These transcripts represent all of the adult–child spontaneous and guided conversation during the course of those visits. (A number of standardized comprehension questions are interspersed in the conversations.) The interviewer was female (either Ayla Algar or Alev Alatli’); as indicated at the top of each sample, other adults and children took part in some sessions. All words are in lower case; only proper names are capitalized. Uncertain transcriptions are enclosed in parentheses; standard equivalents of child or colloquial forms are given in square brackets. Child utterances are separated into morphemes by hyphens. Diacritics are marked by the apostrophe which indicates umlaut following o and u, dot following I, dotless following i, macron following g, and cedilla following c and s.
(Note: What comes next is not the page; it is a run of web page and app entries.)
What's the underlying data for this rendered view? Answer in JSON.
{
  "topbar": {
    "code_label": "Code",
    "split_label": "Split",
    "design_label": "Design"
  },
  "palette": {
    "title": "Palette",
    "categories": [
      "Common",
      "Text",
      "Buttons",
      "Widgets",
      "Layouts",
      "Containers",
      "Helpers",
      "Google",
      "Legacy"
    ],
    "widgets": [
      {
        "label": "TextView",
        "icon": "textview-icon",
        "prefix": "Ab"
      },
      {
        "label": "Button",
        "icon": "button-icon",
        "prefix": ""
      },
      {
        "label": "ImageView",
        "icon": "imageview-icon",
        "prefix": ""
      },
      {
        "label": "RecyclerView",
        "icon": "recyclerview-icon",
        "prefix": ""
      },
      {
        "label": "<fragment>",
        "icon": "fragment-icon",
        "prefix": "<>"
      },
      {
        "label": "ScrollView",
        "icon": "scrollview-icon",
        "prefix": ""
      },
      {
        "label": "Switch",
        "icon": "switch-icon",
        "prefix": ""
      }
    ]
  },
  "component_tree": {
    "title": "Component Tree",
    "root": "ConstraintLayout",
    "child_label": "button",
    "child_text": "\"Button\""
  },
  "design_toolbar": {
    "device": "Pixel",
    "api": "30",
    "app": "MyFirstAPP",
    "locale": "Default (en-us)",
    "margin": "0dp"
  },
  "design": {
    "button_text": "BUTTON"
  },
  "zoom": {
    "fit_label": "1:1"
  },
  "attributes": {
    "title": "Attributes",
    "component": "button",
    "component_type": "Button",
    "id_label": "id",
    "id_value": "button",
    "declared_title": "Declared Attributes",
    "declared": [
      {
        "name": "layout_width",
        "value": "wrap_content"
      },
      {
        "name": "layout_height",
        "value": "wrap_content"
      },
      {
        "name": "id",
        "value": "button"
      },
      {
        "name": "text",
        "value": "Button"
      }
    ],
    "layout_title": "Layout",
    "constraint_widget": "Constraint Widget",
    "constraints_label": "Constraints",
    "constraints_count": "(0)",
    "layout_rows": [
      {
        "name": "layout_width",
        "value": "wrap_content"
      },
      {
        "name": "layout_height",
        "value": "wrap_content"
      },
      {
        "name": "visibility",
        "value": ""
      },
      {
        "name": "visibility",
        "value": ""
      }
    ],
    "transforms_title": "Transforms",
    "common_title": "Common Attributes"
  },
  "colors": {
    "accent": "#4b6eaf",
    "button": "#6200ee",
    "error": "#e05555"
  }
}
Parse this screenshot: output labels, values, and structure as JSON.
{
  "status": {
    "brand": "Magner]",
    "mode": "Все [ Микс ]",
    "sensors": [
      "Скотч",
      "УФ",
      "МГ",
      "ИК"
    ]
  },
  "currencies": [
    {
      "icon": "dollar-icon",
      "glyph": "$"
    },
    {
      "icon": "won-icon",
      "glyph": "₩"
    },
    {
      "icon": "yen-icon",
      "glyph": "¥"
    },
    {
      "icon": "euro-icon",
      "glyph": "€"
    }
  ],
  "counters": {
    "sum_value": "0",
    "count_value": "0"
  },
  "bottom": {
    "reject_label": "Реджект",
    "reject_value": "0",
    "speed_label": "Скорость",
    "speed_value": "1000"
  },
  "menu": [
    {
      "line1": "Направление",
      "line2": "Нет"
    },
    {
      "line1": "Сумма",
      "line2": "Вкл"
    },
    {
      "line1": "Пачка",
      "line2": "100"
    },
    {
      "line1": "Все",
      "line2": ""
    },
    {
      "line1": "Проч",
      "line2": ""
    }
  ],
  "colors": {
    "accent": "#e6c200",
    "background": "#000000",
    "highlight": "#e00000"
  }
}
These data were entered onto computer and coded with support from the National Science Foundation (BNS-8812854), using facilities provided by the Institute of Cognitive Studies and the Institute of Human Development of the University of California at Berkeley. The transcripts were typed and morphemicized by Abdul Bolat and Mine Ternar; they were checked and grammatically coded by Aylin Ku’ntay. Further information can be obtained from Dan I. Slobin.